• **Exercise details**
Search the entries for lines that contain the word "Wikitechy", and report each one found.

• **Record extracts**
_____

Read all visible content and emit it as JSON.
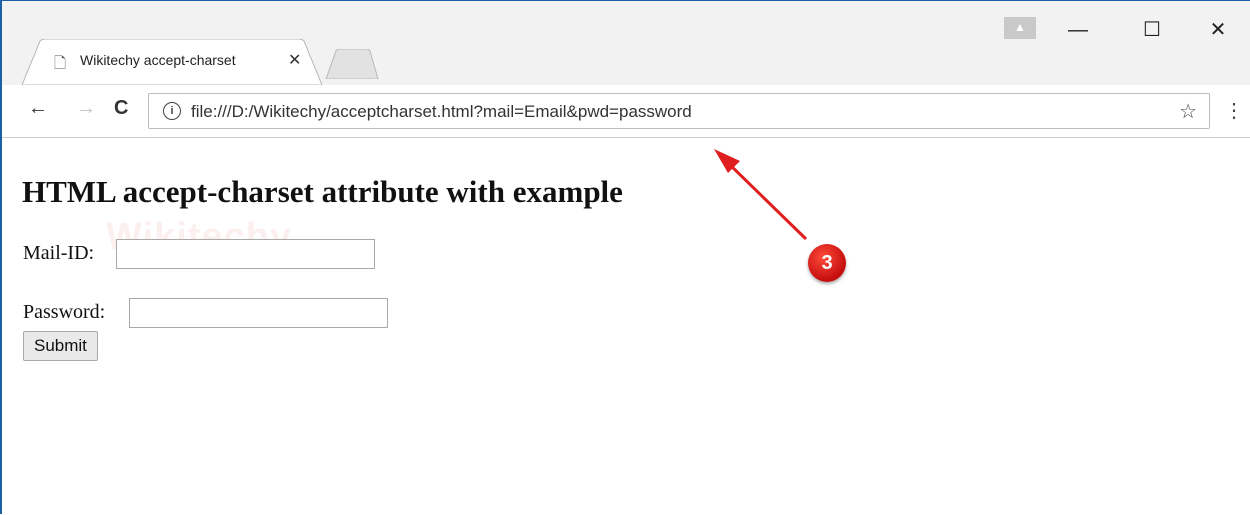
{
  "tab": {
    "title": "Wikitechy accept-charset",
    "close_glyph": "✕"
  },
  "toolbar": {
    "back_glyph": "←",
    "forward_glyph": "→",
    "reload_glyph": "C",
    "info_glyph": "i",
    "star_glyph": "☆",
    "menu_glyph": "⋮"
  },
  "address_bar": {
    "url": "file:///D:/Wikitechy/acceptcharset.html?mail=Email&pwd=password"
  },
  "window_controls": {
    "minimize": "—",
    "maximize": "☐",
    "close": "✕"
  },
  "page": {
    "heading": "HTML accept-charset attribute with example",
    "watermark": "Wikitechy",
    "mail_label": "Mail-ID:",
    "mail_value": "",
    "password_label": "Password:",
    "password_value": "",
    "submit_label": "Submit"
  },
  "annotation": {
    "badge": "3",
    "color": "#e01e1e"
  }
}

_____

• **Response area**
    "title": "Wikitechy accept-charset",
    "url": "file:///D:/Wikitechy/acceptcharset.html?mail=Email&pwd=password"
    "watermark": "Wikitechy",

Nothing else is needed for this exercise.